## PROBLEM STATEMENT
Pick out the lines below that include the string "Social".

---+---

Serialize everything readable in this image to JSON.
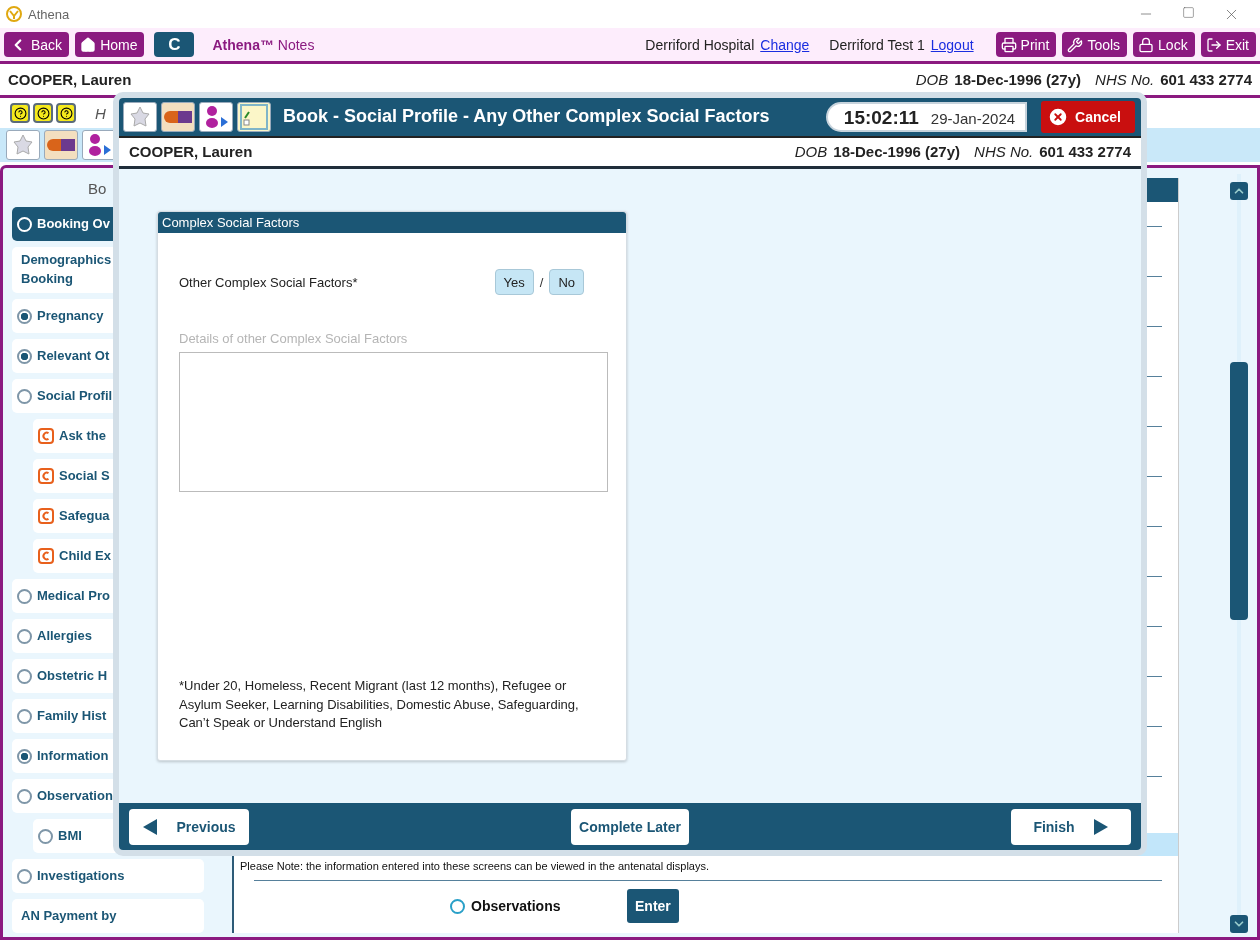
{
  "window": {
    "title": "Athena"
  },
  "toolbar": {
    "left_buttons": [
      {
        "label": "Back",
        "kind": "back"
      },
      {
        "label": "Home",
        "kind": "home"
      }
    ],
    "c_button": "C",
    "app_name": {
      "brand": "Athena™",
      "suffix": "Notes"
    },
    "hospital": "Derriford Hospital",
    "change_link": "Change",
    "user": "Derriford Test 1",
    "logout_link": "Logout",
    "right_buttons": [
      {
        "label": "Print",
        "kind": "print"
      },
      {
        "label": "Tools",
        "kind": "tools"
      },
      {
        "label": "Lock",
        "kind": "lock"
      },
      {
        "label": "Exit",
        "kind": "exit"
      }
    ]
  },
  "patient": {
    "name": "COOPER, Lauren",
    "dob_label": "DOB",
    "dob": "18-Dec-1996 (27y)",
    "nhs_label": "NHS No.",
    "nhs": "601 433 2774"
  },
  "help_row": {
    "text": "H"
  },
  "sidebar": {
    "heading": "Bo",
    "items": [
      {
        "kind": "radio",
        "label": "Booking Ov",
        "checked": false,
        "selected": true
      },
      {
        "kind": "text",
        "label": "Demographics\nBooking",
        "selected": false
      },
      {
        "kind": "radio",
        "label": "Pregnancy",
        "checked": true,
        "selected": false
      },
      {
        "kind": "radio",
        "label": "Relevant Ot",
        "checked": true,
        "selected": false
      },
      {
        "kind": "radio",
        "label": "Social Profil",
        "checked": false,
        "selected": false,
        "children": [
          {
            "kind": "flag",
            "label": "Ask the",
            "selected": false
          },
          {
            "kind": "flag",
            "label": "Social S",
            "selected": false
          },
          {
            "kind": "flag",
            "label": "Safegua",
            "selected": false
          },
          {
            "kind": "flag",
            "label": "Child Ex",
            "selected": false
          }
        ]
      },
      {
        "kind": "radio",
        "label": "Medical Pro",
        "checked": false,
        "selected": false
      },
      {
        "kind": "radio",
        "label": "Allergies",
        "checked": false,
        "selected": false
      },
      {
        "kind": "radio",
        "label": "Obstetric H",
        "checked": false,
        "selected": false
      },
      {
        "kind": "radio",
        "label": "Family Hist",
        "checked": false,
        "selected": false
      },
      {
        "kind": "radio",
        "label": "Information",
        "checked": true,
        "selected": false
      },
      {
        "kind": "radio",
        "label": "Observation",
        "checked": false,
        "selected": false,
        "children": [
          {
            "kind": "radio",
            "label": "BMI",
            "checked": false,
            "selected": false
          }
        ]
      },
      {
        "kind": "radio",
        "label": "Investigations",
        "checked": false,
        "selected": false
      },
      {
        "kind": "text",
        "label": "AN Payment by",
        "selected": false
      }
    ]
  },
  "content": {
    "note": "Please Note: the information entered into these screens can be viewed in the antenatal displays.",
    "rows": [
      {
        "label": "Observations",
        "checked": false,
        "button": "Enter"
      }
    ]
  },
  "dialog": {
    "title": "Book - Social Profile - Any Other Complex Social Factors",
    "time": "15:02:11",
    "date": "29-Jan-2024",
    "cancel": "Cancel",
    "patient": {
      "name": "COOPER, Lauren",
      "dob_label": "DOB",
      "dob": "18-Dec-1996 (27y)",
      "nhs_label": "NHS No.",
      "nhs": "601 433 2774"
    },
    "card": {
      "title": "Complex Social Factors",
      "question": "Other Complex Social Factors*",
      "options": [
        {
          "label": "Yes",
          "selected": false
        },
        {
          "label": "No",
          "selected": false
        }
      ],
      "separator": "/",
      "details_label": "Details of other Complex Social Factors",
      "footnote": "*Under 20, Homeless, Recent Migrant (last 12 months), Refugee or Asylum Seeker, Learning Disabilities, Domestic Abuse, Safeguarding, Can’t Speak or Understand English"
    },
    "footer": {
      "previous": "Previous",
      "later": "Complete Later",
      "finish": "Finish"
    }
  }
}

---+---

## THE COMPLETED TASK
        "label": "Social Profil",
            "label": "Social S",
    "title": "Book - Social Profile - Any Other Complex Social Factors",
      "title": "Complex Social Factors",
      "question": "Other Complex Social Factors*",
      "details_label": "Details of other Complex Social Factors",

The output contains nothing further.